On the journey home, I had time for reflection on the conference experience and Innsbruck, and how to apply these learnings to the University of Exeter and my activism. It was inspiring to hear from other students doing similar work to me across Europe, which is motivating in itself. There are definitely so many ways to collaborate and do sustainable urban development, energy efficient housing and transport, all of which help towards our solutions to the climate crisis. In a world heading for 2.7C of global heating, the Global North has a significant responsibility to take immediate action on climate change. As Professor Saleemul Huq said recently on an episode of Rethink Climate, the Global North is yet to really experience the impacts of the current trajectory of global heating. Collaborating with universities across not only Europe, but the world, in connection with communities and councils is vital in confronting the climate crisis and solutions that work for everyone. We can’t leave the transformation to future unproven technologies, but harness the power of social connection and solutions that are already proven (like public transport, retrofitting and sustainable food) to drastically reduce emissions.
Since returning to Exeter, I’ve been able to organise a climate action day, and work towards Go Green Week in March, as well as consider the potential implications of Exeter’s recent partnership with Shell. However, sustainable development and climate action cannot be treated in isolation from other issues in Universities. The cost of living crisis, academic pressures and housing costs are all interdependent and require us to fundamentally rethink the unsustainable systems of our cities and universities so that they can benefit both people and the planet. One way I have approached that is the launch of the £2 meal deal at Exeter, which is both a climate solution (as the food is plant based), and a cost of living solution. My few days in Innsbruck have given me even more inspiration and hope for Universities as powerful institutions for collaborative change.
About the author

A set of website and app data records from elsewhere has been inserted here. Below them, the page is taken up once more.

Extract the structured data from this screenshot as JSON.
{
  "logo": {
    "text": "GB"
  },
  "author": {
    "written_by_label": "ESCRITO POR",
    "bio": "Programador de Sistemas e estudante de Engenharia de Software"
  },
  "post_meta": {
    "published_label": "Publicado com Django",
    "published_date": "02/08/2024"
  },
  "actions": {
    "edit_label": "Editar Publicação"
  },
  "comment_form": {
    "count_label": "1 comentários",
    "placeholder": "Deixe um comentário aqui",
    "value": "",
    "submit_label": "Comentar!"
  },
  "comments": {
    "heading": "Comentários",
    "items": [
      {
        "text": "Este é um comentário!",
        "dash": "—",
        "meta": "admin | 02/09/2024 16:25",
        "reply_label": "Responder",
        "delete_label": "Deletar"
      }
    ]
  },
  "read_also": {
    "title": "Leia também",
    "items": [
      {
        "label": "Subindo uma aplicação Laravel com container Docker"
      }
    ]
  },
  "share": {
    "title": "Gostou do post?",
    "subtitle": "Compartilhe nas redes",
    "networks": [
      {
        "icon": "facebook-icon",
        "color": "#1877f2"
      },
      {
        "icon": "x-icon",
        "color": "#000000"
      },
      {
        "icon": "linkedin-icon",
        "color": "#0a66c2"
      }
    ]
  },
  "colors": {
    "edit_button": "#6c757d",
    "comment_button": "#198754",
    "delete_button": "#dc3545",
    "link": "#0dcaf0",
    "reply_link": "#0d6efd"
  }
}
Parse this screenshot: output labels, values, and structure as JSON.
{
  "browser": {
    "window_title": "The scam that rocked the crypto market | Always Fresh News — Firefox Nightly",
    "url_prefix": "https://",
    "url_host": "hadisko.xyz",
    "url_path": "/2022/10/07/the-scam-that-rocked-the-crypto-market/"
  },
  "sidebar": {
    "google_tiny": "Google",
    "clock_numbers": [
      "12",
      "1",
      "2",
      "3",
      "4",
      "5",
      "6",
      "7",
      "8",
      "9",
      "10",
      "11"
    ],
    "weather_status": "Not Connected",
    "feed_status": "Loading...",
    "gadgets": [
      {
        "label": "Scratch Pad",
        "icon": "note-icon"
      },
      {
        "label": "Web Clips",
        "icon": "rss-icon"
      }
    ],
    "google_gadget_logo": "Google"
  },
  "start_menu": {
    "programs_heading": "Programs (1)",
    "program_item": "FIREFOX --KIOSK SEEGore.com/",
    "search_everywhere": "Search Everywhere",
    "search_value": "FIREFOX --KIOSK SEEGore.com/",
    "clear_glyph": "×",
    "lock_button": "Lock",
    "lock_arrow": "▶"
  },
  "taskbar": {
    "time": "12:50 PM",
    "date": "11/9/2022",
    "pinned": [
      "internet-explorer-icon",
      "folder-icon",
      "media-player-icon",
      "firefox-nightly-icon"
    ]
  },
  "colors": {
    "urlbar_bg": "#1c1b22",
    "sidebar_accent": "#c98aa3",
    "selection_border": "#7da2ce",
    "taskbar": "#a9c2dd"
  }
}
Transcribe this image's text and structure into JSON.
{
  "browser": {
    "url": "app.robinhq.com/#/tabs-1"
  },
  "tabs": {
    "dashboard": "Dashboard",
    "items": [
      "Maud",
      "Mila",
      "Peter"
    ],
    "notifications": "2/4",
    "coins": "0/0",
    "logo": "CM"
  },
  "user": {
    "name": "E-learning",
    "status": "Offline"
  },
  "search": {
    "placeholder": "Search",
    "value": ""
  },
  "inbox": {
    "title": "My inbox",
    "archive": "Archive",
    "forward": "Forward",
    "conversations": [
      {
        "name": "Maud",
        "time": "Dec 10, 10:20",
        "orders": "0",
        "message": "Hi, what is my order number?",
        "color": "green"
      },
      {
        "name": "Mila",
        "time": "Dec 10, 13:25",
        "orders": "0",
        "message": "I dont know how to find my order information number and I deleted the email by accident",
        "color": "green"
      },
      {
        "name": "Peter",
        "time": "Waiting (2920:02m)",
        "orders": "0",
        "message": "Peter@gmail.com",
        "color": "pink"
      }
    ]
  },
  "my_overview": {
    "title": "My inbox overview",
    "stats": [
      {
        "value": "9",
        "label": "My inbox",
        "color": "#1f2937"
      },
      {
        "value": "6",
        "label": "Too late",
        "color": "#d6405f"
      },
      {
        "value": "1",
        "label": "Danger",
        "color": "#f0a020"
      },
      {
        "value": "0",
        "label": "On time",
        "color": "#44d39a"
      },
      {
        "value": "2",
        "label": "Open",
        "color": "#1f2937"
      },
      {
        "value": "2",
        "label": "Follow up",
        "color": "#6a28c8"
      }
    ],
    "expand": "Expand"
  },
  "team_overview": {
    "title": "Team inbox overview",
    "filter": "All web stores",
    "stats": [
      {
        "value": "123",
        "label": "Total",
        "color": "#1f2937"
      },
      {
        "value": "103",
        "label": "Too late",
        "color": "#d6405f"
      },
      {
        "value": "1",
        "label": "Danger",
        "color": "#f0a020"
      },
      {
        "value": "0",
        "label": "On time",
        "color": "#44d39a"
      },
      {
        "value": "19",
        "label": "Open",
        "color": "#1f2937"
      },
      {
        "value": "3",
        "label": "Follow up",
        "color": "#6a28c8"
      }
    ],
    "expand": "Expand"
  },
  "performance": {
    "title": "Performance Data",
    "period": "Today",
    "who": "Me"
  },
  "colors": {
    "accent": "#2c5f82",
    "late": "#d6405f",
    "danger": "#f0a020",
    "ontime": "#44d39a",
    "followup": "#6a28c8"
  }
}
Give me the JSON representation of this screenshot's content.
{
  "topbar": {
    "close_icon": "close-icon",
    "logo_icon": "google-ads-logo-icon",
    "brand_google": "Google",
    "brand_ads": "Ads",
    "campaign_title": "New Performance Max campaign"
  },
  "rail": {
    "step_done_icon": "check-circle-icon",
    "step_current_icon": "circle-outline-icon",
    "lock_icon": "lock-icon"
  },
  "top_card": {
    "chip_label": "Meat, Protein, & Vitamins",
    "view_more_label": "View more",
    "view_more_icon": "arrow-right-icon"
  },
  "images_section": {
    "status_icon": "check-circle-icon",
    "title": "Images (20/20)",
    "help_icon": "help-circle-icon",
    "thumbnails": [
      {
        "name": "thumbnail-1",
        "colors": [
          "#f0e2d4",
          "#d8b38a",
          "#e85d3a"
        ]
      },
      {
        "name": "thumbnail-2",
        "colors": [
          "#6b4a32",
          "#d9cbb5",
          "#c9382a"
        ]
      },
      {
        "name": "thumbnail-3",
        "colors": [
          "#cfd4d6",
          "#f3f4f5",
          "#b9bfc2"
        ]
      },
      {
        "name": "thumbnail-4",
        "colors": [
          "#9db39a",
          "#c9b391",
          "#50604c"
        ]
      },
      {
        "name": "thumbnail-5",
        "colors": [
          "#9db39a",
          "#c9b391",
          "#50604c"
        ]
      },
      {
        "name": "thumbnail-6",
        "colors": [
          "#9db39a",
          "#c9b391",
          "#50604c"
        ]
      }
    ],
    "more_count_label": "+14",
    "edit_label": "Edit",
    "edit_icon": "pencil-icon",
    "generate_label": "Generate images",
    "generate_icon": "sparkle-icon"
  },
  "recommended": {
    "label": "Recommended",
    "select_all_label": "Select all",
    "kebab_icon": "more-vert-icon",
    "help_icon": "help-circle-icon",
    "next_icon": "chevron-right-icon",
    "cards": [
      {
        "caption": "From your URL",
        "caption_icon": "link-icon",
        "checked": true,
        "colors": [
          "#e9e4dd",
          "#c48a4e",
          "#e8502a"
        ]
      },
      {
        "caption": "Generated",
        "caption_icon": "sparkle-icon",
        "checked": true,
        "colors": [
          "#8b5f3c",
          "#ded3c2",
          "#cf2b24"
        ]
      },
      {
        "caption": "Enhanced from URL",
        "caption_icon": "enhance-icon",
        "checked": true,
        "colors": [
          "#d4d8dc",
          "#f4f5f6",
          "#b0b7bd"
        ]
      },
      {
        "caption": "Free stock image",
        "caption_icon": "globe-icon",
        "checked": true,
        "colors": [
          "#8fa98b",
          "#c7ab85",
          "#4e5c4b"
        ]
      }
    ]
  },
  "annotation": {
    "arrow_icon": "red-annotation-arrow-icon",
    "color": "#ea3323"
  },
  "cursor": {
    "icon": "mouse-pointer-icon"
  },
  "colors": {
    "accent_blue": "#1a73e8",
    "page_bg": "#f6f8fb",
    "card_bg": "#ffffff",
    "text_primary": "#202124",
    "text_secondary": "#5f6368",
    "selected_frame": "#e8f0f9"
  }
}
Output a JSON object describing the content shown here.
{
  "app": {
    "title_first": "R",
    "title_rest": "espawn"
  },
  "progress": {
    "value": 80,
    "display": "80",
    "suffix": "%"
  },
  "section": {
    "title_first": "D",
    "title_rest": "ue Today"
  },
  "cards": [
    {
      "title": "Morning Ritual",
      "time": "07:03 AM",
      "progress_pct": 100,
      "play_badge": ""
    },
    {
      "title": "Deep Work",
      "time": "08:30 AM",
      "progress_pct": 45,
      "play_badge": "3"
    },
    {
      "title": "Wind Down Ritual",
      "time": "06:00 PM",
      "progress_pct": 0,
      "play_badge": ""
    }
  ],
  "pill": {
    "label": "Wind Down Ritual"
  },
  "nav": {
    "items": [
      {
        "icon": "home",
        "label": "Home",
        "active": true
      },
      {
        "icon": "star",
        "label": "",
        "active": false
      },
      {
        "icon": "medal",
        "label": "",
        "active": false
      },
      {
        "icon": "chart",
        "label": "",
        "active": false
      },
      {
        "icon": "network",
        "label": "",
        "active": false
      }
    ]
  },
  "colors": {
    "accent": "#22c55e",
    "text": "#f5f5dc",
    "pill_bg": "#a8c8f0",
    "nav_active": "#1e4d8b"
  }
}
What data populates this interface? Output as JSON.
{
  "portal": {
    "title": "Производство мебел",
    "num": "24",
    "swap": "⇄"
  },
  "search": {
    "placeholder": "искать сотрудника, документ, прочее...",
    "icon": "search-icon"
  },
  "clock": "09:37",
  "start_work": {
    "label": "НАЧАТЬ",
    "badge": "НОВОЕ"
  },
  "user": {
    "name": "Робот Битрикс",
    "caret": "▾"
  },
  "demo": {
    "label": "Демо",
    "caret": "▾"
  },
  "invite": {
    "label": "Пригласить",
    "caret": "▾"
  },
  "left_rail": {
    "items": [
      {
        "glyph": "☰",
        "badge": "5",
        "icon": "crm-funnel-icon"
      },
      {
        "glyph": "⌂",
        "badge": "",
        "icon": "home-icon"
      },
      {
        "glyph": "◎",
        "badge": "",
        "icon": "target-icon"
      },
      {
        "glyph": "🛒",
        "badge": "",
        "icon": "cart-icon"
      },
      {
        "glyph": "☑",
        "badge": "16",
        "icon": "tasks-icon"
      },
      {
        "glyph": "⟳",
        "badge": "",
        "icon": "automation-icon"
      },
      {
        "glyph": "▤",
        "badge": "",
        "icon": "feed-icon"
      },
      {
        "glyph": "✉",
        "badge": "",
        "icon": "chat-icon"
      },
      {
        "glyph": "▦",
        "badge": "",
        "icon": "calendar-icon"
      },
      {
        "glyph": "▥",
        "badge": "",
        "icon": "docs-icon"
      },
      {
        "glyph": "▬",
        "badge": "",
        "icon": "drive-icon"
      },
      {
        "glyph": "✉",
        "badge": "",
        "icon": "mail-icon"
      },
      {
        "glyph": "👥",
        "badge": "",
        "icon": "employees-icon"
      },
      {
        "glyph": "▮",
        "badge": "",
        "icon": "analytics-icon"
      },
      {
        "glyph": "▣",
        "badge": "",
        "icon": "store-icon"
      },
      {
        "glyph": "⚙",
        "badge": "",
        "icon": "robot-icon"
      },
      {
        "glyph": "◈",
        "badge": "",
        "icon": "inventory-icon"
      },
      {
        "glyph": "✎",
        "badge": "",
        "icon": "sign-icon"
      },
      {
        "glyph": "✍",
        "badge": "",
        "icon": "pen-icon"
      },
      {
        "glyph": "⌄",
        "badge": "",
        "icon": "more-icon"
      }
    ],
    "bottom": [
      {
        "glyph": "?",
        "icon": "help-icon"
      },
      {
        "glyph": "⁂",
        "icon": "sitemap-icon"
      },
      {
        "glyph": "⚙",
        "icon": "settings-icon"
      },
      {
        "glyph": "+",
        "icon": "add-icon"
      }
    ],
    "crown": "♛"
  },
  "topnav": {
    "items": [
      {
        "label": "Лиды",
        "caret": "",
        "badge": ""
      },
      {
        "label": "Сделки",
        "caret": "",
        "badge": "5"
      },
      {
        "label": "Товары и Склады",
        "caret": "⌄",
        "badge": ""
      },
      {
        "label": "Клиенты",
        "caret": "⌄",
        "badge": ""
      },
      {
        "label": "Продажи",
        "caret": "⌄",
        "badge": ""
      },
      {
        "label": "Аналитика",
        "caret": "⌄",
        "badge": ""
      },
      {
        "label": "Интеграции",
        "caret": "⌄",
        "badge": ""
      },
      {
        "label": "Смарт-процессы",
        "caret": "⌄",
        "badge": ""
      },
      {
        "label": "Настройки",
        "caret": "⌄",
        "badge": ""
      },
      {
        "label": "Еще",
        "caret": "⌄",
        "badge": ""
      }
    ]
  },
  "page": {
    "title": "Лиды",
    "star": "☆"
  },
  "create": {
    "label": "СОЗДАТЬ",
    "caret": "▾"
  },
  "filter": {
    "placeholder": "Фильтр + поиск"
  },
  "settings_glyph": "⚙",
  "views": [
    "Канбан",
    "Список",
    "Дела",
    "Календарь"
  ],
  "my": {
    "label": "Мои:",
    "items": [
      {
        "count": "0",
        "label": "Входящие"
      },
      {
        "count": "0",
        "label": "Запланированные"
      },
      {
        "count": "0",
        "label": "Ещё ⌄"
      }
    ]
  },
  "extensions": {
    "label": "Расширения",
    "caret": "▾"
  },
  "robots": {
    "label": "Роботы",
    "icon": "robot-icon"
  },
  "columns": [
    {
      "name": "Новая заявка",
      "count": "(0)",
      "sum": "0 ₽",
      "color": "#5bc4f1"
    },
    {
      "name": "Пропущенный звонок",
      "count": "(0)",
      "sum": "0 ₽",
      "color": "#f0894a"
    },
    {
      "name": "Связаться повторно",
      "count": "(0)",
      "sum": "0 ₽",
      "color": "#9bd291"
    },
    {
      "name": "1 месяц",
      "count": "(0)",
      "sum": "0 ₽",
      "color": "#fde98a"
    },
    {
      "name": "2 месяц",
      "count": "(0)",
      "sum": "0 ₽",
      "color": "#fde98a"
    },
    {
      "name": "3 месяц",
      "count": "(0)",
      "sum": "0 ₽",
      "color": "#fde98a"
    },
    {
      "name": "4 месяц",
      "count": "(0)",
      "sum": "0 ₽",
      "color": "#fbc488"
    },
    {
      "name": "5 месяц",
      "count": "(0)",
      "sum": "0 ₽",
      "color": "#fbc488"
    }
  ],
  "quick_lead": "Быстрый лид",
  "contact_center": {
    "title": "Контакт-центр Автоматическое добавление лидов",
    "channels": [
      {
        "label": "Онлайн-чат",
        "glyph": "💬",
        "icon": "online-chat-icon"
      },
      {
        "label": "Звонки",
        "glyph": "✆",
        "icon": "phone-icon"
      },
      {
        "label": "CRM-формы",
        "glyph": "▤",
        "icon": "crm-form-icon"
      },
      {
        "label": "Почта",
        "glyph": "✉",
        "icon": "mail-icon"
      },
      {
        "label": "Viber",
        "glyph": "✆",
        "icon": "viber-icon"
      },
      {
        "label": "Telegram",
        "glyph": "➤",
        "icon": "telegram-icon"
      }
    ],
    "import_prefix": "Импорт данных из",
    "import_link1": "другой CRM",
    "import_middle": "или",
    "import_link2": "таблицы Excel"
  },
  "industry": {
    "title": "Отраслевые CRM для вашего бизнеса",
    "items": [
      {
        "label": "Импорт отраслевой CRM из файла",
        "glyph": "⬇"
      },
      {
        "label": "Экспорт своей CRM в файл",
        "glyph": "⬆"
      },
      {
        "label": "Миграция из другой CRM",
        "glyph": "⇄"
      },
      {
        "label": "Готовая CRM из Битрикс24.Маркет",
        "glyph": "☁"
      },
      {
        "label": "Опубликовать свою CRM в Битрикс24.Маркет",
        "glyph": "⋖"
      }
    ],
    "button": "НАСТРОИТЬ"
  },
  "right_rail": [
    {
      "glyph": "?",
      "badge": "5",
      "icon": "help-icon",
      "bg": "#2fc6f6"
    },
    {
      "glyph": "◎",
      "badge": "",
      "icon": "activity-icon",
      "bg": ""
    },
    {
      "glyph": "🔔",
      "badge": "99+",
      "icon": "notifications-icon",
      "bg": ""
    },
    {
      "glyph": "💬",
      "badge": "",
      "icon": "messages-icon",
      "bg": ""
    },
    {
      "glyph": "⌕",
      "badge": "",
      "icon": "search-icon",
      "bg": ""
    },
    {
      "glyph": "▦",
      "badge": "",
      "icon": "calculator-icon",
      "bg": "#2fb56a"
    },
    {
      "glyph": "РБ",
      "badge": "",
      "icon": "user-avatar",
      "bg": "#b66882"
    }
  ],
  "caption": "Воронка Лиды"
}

Emma de Saram is a BA History graduate from the University of Exeter, climate justice activist and trade union committee member. She has worked across several organisations fighting for climate justice and regularly speaks in different forums on her work, and has participated in conversations at prestigious events including at Chatham House, COP26 and the Global Progress Summit. In her home town, she started up a repair café alongside her mum. She currently works as the elected Vice President for Liberation and Equality at Exeter Students’ Guild. This post has been republished by kind permission from Emma’s blog.